Using the data that follows, report how many lines include "value"; output no other text.

#####

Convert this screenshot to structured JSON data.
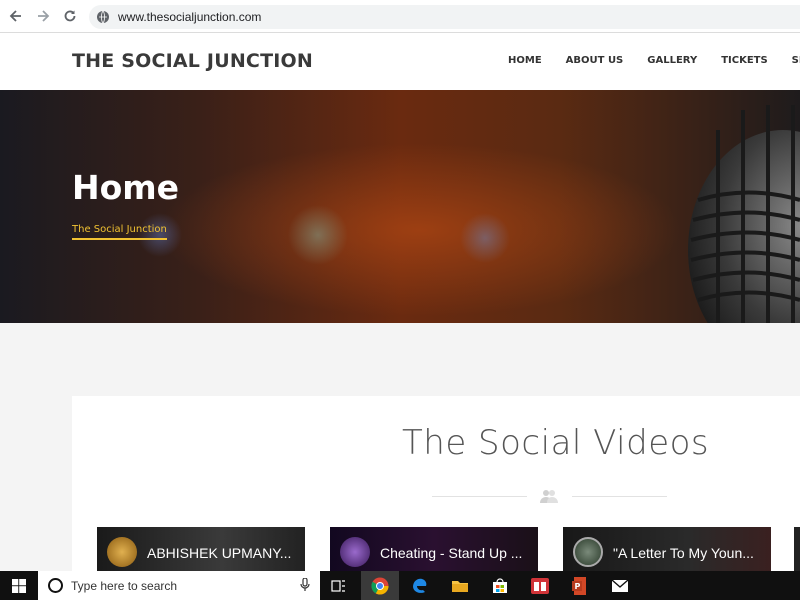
{
  "browser": {
    "url": "www.thesocialjunction.com",
    "icons": [
      "back-icon",
      "forward-icon",
      "reload-icon",
      "site-info-icon"
    ]
  },
  "header": {
    "logo": "THE SOCIAL JUNCTION",
    "nav": [
      "HOME",
      "ABOUT US",
      "GALLERY",
      "TICKETS",
      "SPONS"
    ]
  },
  "hero": {
    "title": "Home",
    "breadcrumb": "The Social Junction"
  },
  "section": {
    "title": "The Social Videos",
    "divider_icon": "people-icon"
  },
  "videos": [
    {
      "title": "ABHISHEK UPMANY...",
      "thumb_color": "#c8922a"
    },
    {
      "title": "Cheating - Stand Up ...",
      "thumb_color": "#6a3a9a"
    },
    {
      "title": "\"A Letter To My Youn...",
      "thumb_color": "#556a55"
    }
  ],
  "taskbar": {
    "search_placeholder": "Type here to search",
    "apps": [
      "windows-start-icon",
      "task-view-icon",
      "chrome-icon",
      "edge-icon",
      "file-explorer-icon",
      "store-icon",
      "red-app-icon",
      "powerpoint-icon",
      "mail-icon"
    ]
  },
  "colors": {
    "accent": "#f1c232",
    "logo": "#3a3a3a",
    "taskbar": "#101010"
  }
}
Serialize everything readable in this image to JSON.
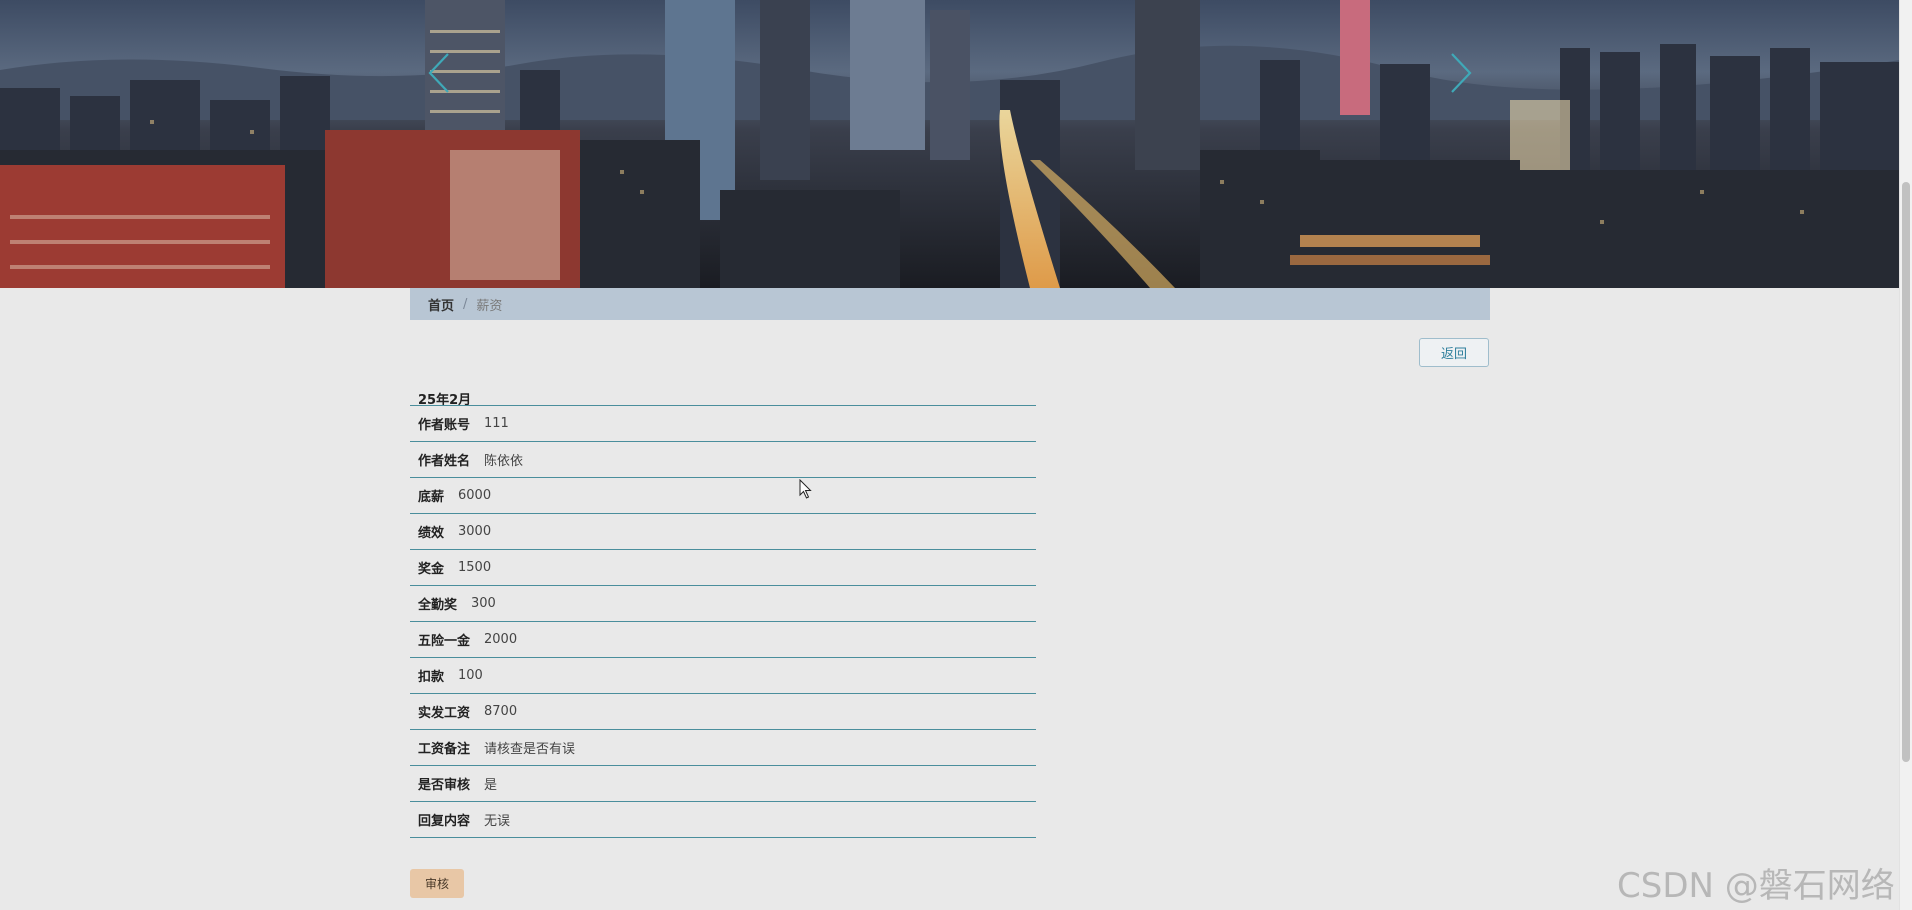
{
  "breadcrumb": {
    "home": "首页",
    "separator": "/",
    "current": "薪资"
  },
  "back_button": "返回",
  "month": "25年2月",
  "rows": [
    {
      "label": "作者账号",
      "value": "111"
    },
    {
      "label": "作者姓名",
      "value": "陈依依"
    },
    {
      "label": "底薪",
      "value": "6000"
    },
    {
      "label": "绩效",
      "value": "3000"
    },
    {
      "label": "奖金",
      "value": "1500"
    },
    {
      "label": "全勤奖",
      "value": "300"
    },
    {
      "label": "五险一金",
      "value": "2000"
    },
    {
      "label": "扣款",
      "value": "100"
    },
    {
      "label": "实发工资",
      "value": "8700"
    },
    {
      "label": "工资备注",
      "value": "请核查是否有误"
    },
    {
      "label": "是否审核",
      "value": "是"
    },
    {
      "label": "回复内容",
      "value": "无误"
    }
  ],
  "review_button": "审核",
  "watermark": "CSDN @磐石网络",
  "banner_image": "night city skyline",
  "icons": {
    "carousel_prev": "chevron-left-icon",
    "carousel_next": "chevron-right-icon"
  },
  "colors": {
    "breadcrumb_bg": "#b8c6d4",
    "row_border": "#4a8e9c",
    "review_button_bg": "#e8c7a6",
    "back_button_text": "#2e7f9c",
    "page_bg": "#e9e9e9"
  }
}
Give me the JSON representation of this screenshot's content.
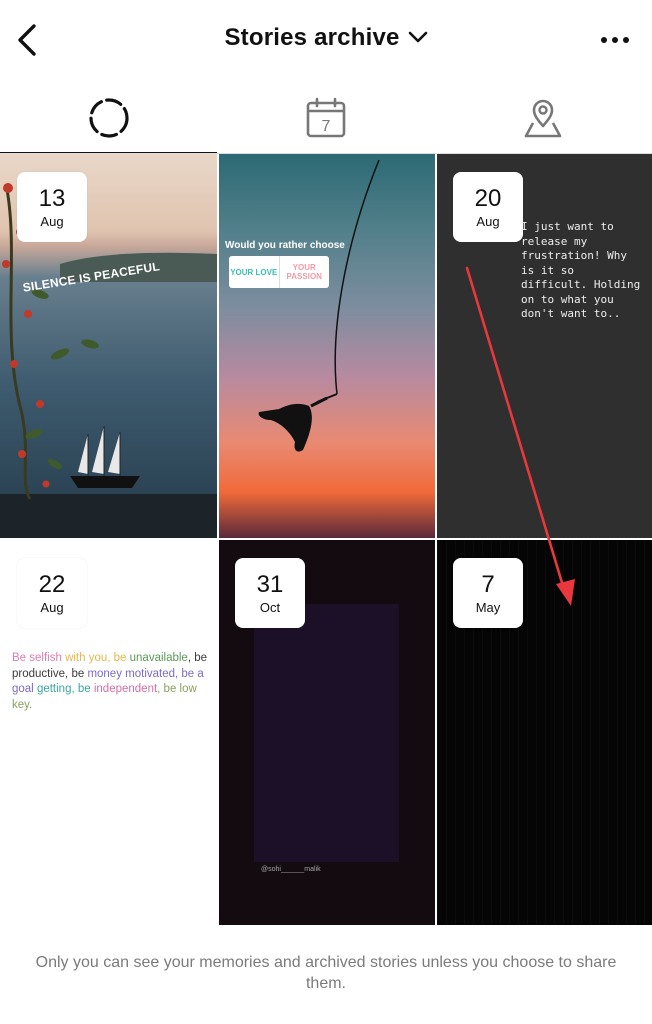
{
  "header": {
    "title": "Stories archive"
  },
  "icons": {
    "back": "chevron-left-icon",
    "title_dropdown": "chevron-down-icon",
    "more": "more-horizontal-icon",
    "tab_stories": "stories-ring-icon",
    "tab_calendar": "calendar-icon",
    "tab_map": "map-pin-icon"
  },
  "tabs": [
    {
      "name": "stories",
      "active": true
    },
    {
      "name": "calendar",
      "calendar_day": "7",
      "active": false
    },
    {
      "name": "map",
      "active": false
    }
  ],
  "stories": [
    {
      "day": "13",
      "month": "Aug",
      "overlay_text": "SILENCE IS PEACEFUL"
    },
    {
      "poll_question": "Would you rather choose",
      "option_a": "YOUR LOVE",
      "option_b": "YOUR PASSION"
    },
    {
      "day": "20",
      "month": "Aug",
      "text": "I just want to release my frustration! Why is it so difficult. Holding on to what you don't want to.."
    },
    {
      "day": "22",
      "month": "Aug",
      "quote_parts": [
        "Be selfish ",
        "with you, be ",
        "unavailable",
        ", be productive, be ",
        "money motivated, be a goal ",
        "getting, be ",
        "independent",
        ", be low key."
      ]
    },
    {
      "day": "31",
      "month": "Oct",
      "handle": "@sohi______malik"
    },
    {
      "day": "7",
      "month": "May"
    }
  ],
  "footer": {
    "text": "Only you can see your memories and archived stories unless you choose to share them."
  },
  "colors": {
    "annotation_arrow": "#e8383d",
    "text_primary": "#111111",
    "text_secondary": "#7b7b7b"
  }
}
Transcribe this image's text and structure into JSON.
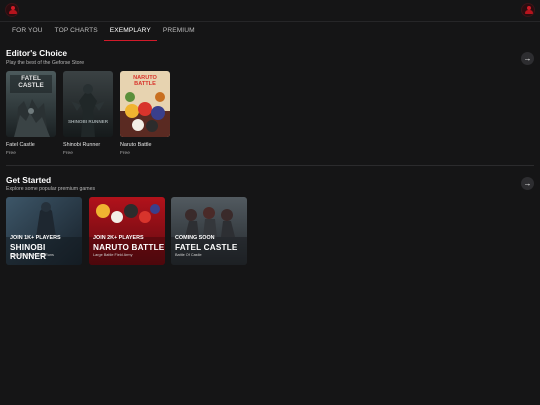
{
  "tabs": [
    "FOR YOU",
    "TOP CHARTS",
    "EXEMPLARY",
    "PREMIUM"
  ],
  "active_tab": "EXEMPLARY",
  "editors_choice": {
    "title": "Editor's Choice",
    "subtitle": "Play the best of the Geforse Store",
    "arrow": "→",
    "games": [
      {
        "name": "Fatel Castle",
        "price": "Free",
        "cover_text": "FATEL CASTLE"
      },
      {
        "name": "Shinobi Runner",
        "price": "Free",
        "cover_text": "SHINOBI RUNNER"
      },
      {
        "name": "Naruto Battle",
        "price": "Free",
        "cover_text": "NARUTO BATTLE"
      }
    ]
  },
  "get_started": {
    "title": "Get Started",
    "subtitle": "Explore some popular premium games",
    "arrow": "→",
    "promos": [
      {
        "kicker": "JOIN 1K+ PLAYERS",
        "title": "SHINOBI RUNNER",
        "desc": "Large Shallows Run Runs"
      },
      {
        "kicker": "JOIN 2K+ PLAYERS",
        "title": "NARUTO BATTLE",
        "desc": "Large Battle Field Army"
      },
      {
        "kicker": "COMING SOON",
        "title": "FATEL CASTLE",
        "desc": "Battle Of Castle"
      }
    ]
  },
  "colors": {
    "background": "#151516",
    "accent": "#d11a2a",
    "text": "#ffffff",
    "muted": "#b5b5b5"
  },
  "icons": {
    "logo": "user-logo-icon",
    "avatar": "user-avatar-icon",
    "arrow": "arrow-right-icon"
  }
}
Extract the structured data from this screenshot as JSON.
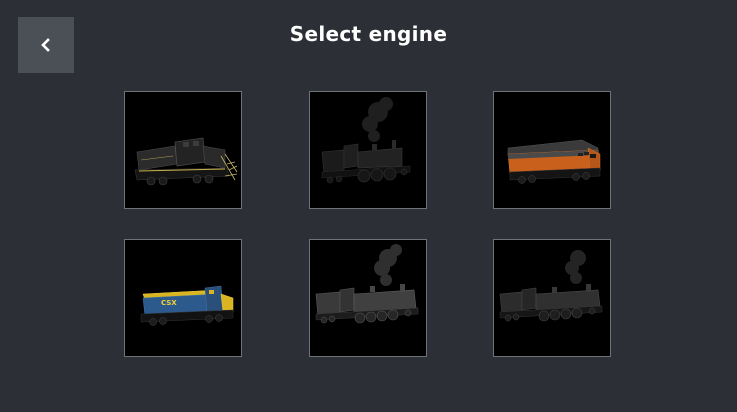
{
  "header": {
    "title": "Select engine",
    "back_icon": "chevron-left-icon"
  },
  "colors": {
    "background": "#2c2f35",
    "back_button": "#4b5056",
    "tile_background": "#000000",
    "tile_border": "#6e737a",
    "title_text": "#ffffff"
  },
  "engines": [
    {
      "name": "switcher-locomotive-dark",
      "livery_color": "#2a2a2a"
    },
    {
      "name": "steam-locomotive-dark",
      "livery_color": "#1e1e1e"
    },
    {
      "name": "diesel-locomotive-orange",
      "livery_color": "#d0641e"
    },
    {
      "name": "diesel-locomotive-blue-yellow",
      "livery_color": "#2d5a8c",
      "livery_text": "CSX"
    },
    {
      "name": "steam-locomotive-big-boy",
      "livery_color": "#3a3a3a"
    },
    {
      "name": "steam-locomotive-big-boy-dark",
      "livery_color": "#2a2a2a"
    }
  ]
}
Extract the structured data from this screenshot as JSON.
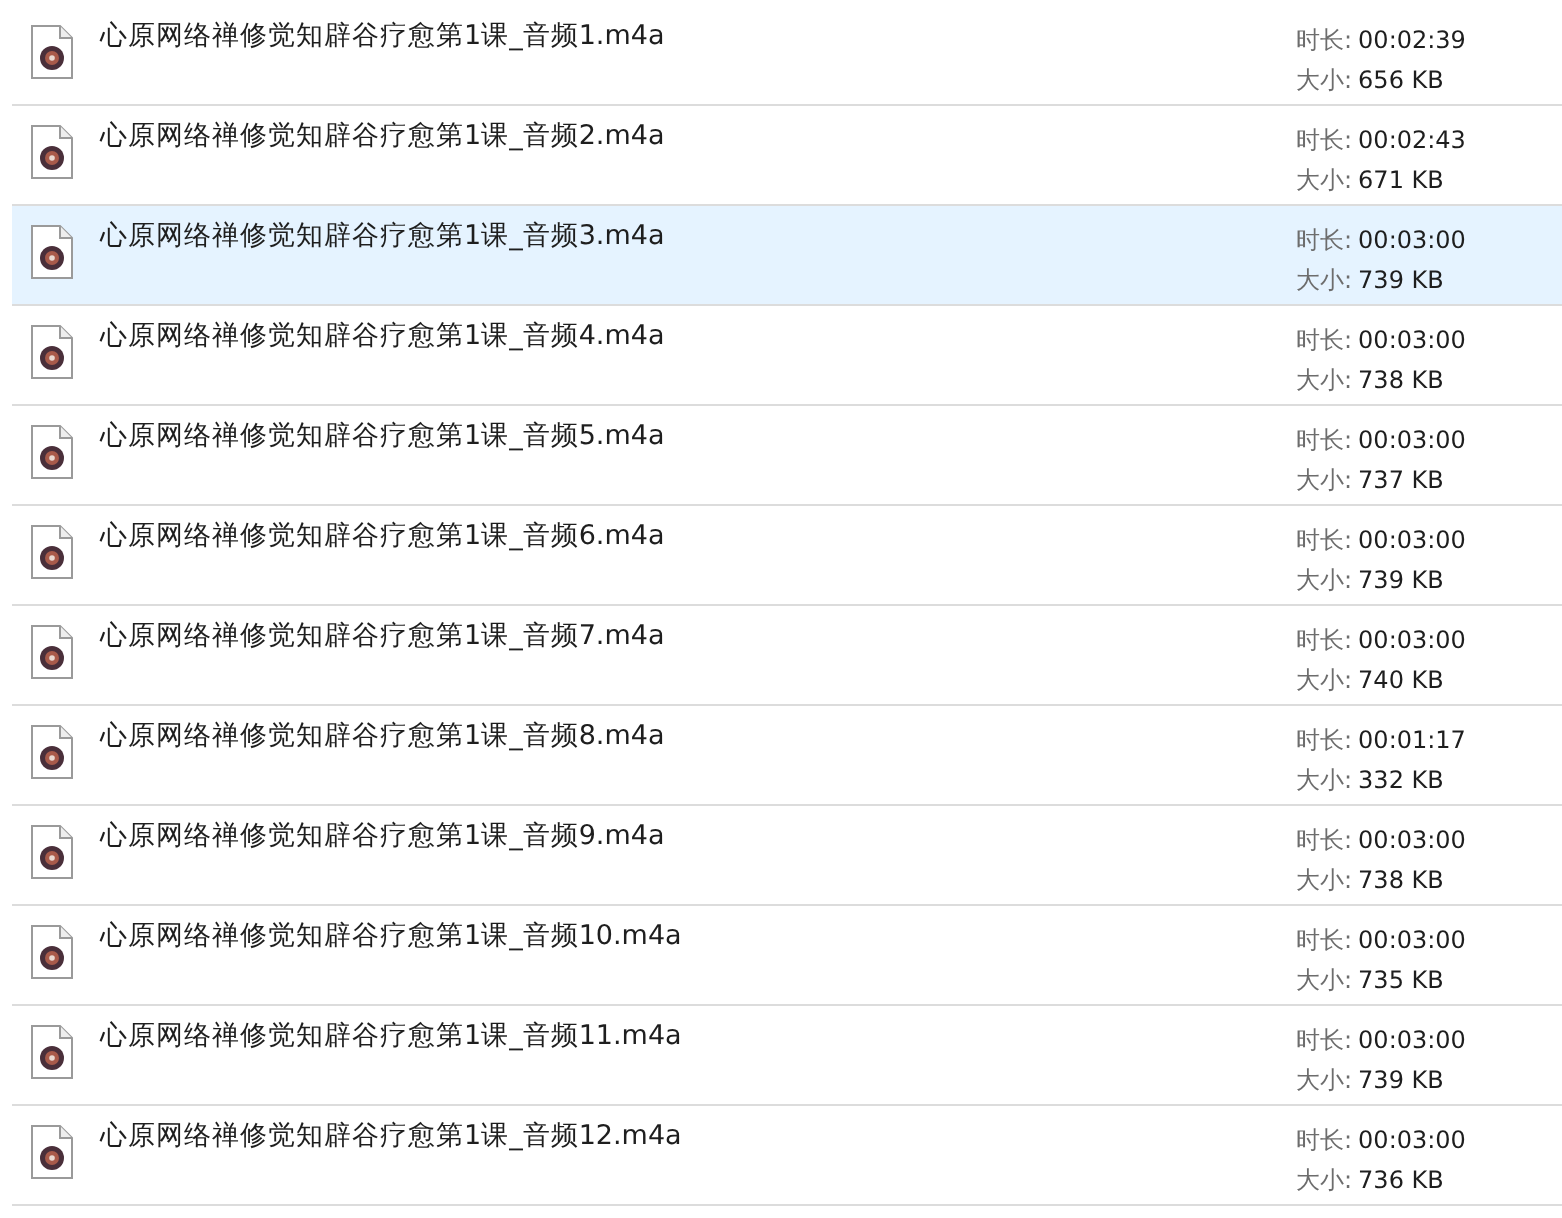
{
  "files": [
    {
      "name": "心原网络禅修觉知辟谷疗愈第1课_音频1.m4a",
      "duration_label": "时长:",
      "duration": "00:02:39",
      "size_label": "大小:",
      "size": "656 KB",
      "selected": false
    },
    {
      "name": "心原网络禅修觉知辟谷疗愈第1课_音频2.m4a",
      "duration_label": "时长:",
      "duration": "00:02:43",
      "size_label": "大小:",
      "size": "671 KB",
      "selected": false
    },
    {
      "name": "心原网络禅修觉知辟谷疗愈第1课_音频3.m4a",
      "duration_label": "时长:",
      "duration": "00:03:00",
      "size_label": "大小:",
      "size": "739 KB",
      "selected": true
    },
    {
      "name": "心原网络禅修觉知辟谷疗愈第1课_音频4.m4a",
      "duration_label": "时长:",
      "duration": "00:03:00",
      "size_label": "大小:",
      "size": "738 KB",
      "selected": false
    },
    {
      "name": "心原网络禅修觉知辟谷疗愈第1课_音频5.m4a",
      "duration_label": "时长:",
      "duration": "00:03:00",
      "size_label": "大小:",
      "size": "737 KB",
      "selected": false
    },
    {
      "name": "心原网络禅修觉知辟谷疗愈第1课_音频6.m4a",
      "duration_label": "时长:",
      "duration": "00:03:00",
      "size_label": "大小:",
      "size": "739 KB",
      "selected": false
    },
    {
      "name": "心原网络禅修觉知辟谷疗愈第1课_音频7.m4a",
      "duration_label": "时长:",
      "duration": "00:03:00",
      "size_label": "大小:",
      "size": "740 KB",
      "selected": false
    },
    {
      "name": "心原网络禅修觉知辟谷疗愈第1课_音频8.m4a",
      "duration_label": "时长:",
      "duration": "00:01:17",
      "size_label": "大小:",
      "size": "332 KB",
      "selected": false
    },
    {
      "name": "心原网络禅修觉知辟谷疗愈第1课_音频9.m4a",
      "duration_label": "时长:",
      "duration": "00:03:00",
      "size_label": "大小:",
      "size": "738 KB",
      "selected": false
    },
    {
      "name": "心原网络禅修觉知辟谷疗愈第1课_音频10.m4a",
      "duration_label": "时长:",
      "duration": "00:03:00",
      "size_label": "大小:",
      "size": "735 KB",
      "selected": false
    },
    {
      "name": "心原网络禅修觉知辟谷疗愈第1课_音频11.m4a",
      "duration_label": "时长:",
      "duration": "00:03:00",
      "size_label": "大小:",
      "size": "739 KB",
      "selected": false
    },
    {
      "name": "心原网络禅修觉知辟谷疗愈第1课_音频12.m4a",
      "duration_label": "时长:",
      "duration": "00:03:00",
      "size_label": "大小:",
      "size": "736 KB",
      "selected": false
    }
  ]
}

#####

Task answer: 12